#### Stored data:
____________________
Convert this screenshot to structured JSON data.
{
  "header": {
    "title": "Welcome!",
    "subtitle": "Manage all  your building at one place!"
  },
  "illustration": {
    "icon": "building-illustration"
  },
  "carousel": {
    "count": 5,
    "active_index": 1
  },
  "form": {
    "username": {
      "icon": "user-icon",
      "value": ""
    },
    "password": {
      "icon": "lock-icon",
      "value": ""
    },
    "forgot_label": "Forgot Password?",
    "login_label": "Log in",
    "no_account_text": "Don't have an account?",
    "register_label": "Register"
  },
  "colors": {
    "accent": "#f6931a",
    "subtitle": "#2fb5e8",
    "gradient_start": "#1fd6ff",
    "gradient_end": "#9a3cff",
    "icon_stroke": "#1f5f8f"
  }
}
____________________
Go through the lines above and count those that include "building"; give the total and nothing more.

2